In my work as a therapist, people often share parts of their lives with me during some of the most difficult times of their life. I’ve been trained to give people space to process what they are going through. I regularly offer validation and help people cope with their experiences by using empirically supported approaches to reducing anxiety and increasing functioning during difficult times.
I am currently going through some life changing experiences that have left me feeling uprooted from my familiar and comfortable life. And I’ve had the opportunity to put my own words to the test. I wanted to take this chance to reflect on what has been helpful from my personal experience.
Out of Balance
There are a lot of experiences that can cause people to feel out of balance. I frequently come across marriage, divorce, difficulty with children, work changes or conflicts, loss and grief, and big life decisions in my work. There are a lot of things in life that we can prepare for. However, there are even more that we can’t prepare for. And if you’re like me, maybe sometimes the more preparing you try to do to face a specific challenge could actually backfire and cause more trouble. Those are particularly frustrating experiences for me, when the more I do to remedy a situation, the more damage I can do.
Whatever the experience you have that throws you out of balance, I believe it’s a shared space we end up in feeling uprooted, taken off guard, and generally lost on how to move forward. It gives me comfort in these moments to know that I am not alone, even though the paths we are on are different.
Listening to Your Body
When we arrive in the uncomfortable space of painful experiences, it’s common to blame ourselves. I regularly have clients express to me that they worry that something is wrong with them because they cannot function like they use to. The disruption in our life can make us feel out of control and somehow responsible for the the situation we are in. And sometimes our actions do lead us to difficult situations, and it would be wise to evaluate what we can do to help ourselves. And often our experiences are out of our control, for example the death of a parent or child, the painful repercussions of other people’s choices, or the tragedy of accidents, natural disasters, or illness. Clearly these are situations that we do not have control over, but we sometimes allow ourselves to take responsibility for situations like this.
When the situations that cause us pain are out of our control I find it helpful to make that point clear, either by talking to others or having quiet conversations with myself along the lines of, “I am typically capable and prepared, but this took me off guard.” “I am doing my best to respond in a helpful way, even though I have no idea how to move forward.”

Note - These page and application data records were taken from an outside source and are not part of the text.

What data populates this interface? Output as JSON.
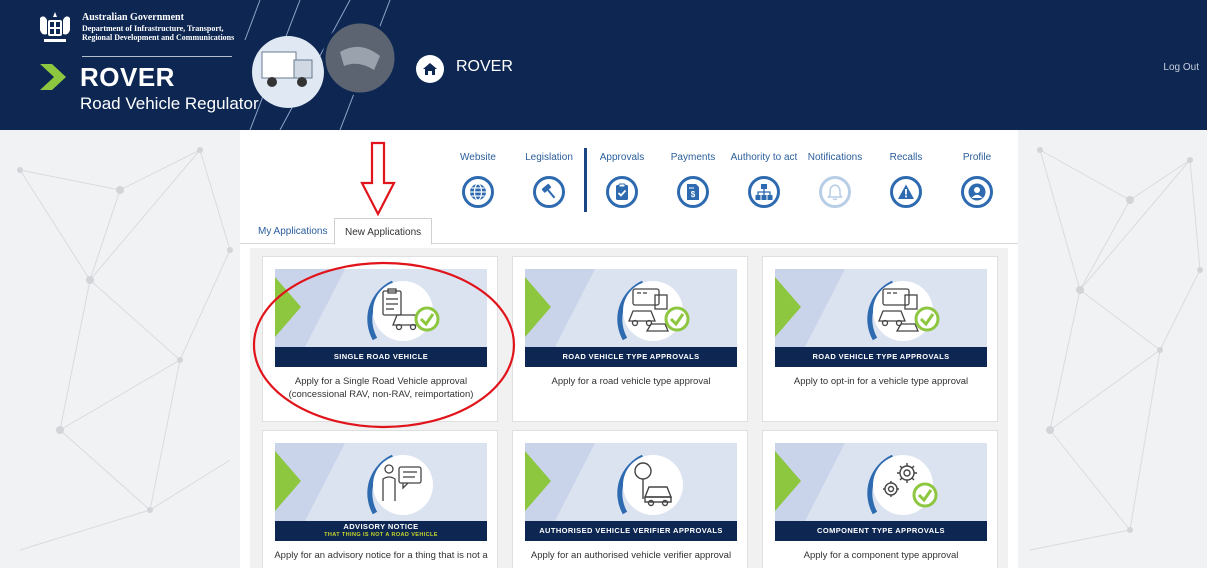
{
  "header": {
    "gov_line1": "Australian Government",
    "gov_line2": "Department of Infrastructure, Transport,",
    "gov_line3": "Regional Development and Communications",
    "brand_title": "ROVER",
    "brand_subtitle": "Road Vehicle Regulator",
    "home_title": "ROVER",
    "logout_label": "Log Out"
  },
  "nav": {
    "items": [
      {
        "label": "Website",
        "icon": "globe-icon"
      },
      {
        "label": "Legislation",
        "icon": "gavel-icon"
      },
      {
        "label": "Approvals",
        "icon": "clipboard-check-icon"
      },
      {
        "label": "Payments",
        "icon": "invoice-icon"
      },
      {
        "label": "Authority to act",
        "icon": "org-chart-icon"
      },
      {
        "label": "Notifications",
        "icon": "bell-icon",
        "disabled": true
      },
      {
        "label": "Recalls",
        "icon": "warning-icon"
      },
      {
        "label": "Profile",
        "icon": "user-icon"
      }
    ]
  },
  "tabs": [
    {
      "label": "My Applications",
      "active": false
    },
    {
      "label": "New Applications",
      "active": true
    }
  ],
  "cards": [
    {
      "banner": "SINGLE ROAD VEHICLE",
      "desc": "Apply for a Single Road Vehicle approval (concessional RAV, non-RAV, reimportation)"
    },
    {
      "banner": "ROAD VEHICLE TYPE APPROVALS",
      "desc": "Apply for a road vehicle type approval"
    },
    {
      "banner": "ROAD VEHICLE TYPE APPROVALS",
      "desc": "Apply to opt-in for a vehicle type approval"
    },
    {
      "banner": "ADVISORY NOTICE",
      "banner_sub": "THAT THING IS NOT A ROAD VEHICLE",
      "desc": "Apply for an advisory notice for a thing that is not a"
    },
    {
      "banner": "AUTHORISED VEHICLE VERIFIER APPROVALS",
      "desc": "Apply for an authorised vehicle verifier approval"
    },
    {
      "banner": "COMPONENT TYPE APPROVALS",
      "desc": "Apply for a component type approval"
    }
  ],
  "colors": {
    "header_bg": "#0d2752",
    "accent_blue": "#2d6aaf",
    "accent_green": "#8dc63f",
    "annotation_red": "#e0141a"
  }
}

In difficult situations one of the most common responses is an increase in anxiety and stress. One way that I describe this response is that it takes you out of the present and into either the future or the past. When it takes us into the future we are worrying about what is going to happen, or how someone is going to react in some future event. Whatever the situation is it pulls our thoughts towards the future and out of the present. This also happens when we are pulled to ruminate about the past. What someone must have thought of us when we said what we said, or how we could have done something better or avoided something awkward. These are common things to do to figure out life, but when we get caught in the storm of anxiety they are some of the least helpful things to do.
What I often recommend to clients, and try to do myself, is to pull myself back from the future or the past and stay grounded in the moment. Sometimes this is as
simple as slowing down and recognizing the breeze on my face as I walk to where I’m going, or the feeling of gravity on the bottom of my feet pulling me down and keeping me in place. This is an example of mindfulness, being aware of your current experience.
I love mindfulness because it’s accessible at any time. You can practice it while waiting for difficult news in a hospital, during uncomfortable conversations or disagreements, or even just doing the dishes. When I remember to practice mindfulness, it helps me reduce my anxiety and stress and stay grounded in the moment.
I hope that during our human experiences of difficulty and disappointment we can better learn to listen to our bodies and take care of ourselves. To learn more about mindfulness I recommend the book Mindfulness in Action by Chögyam Trungpa.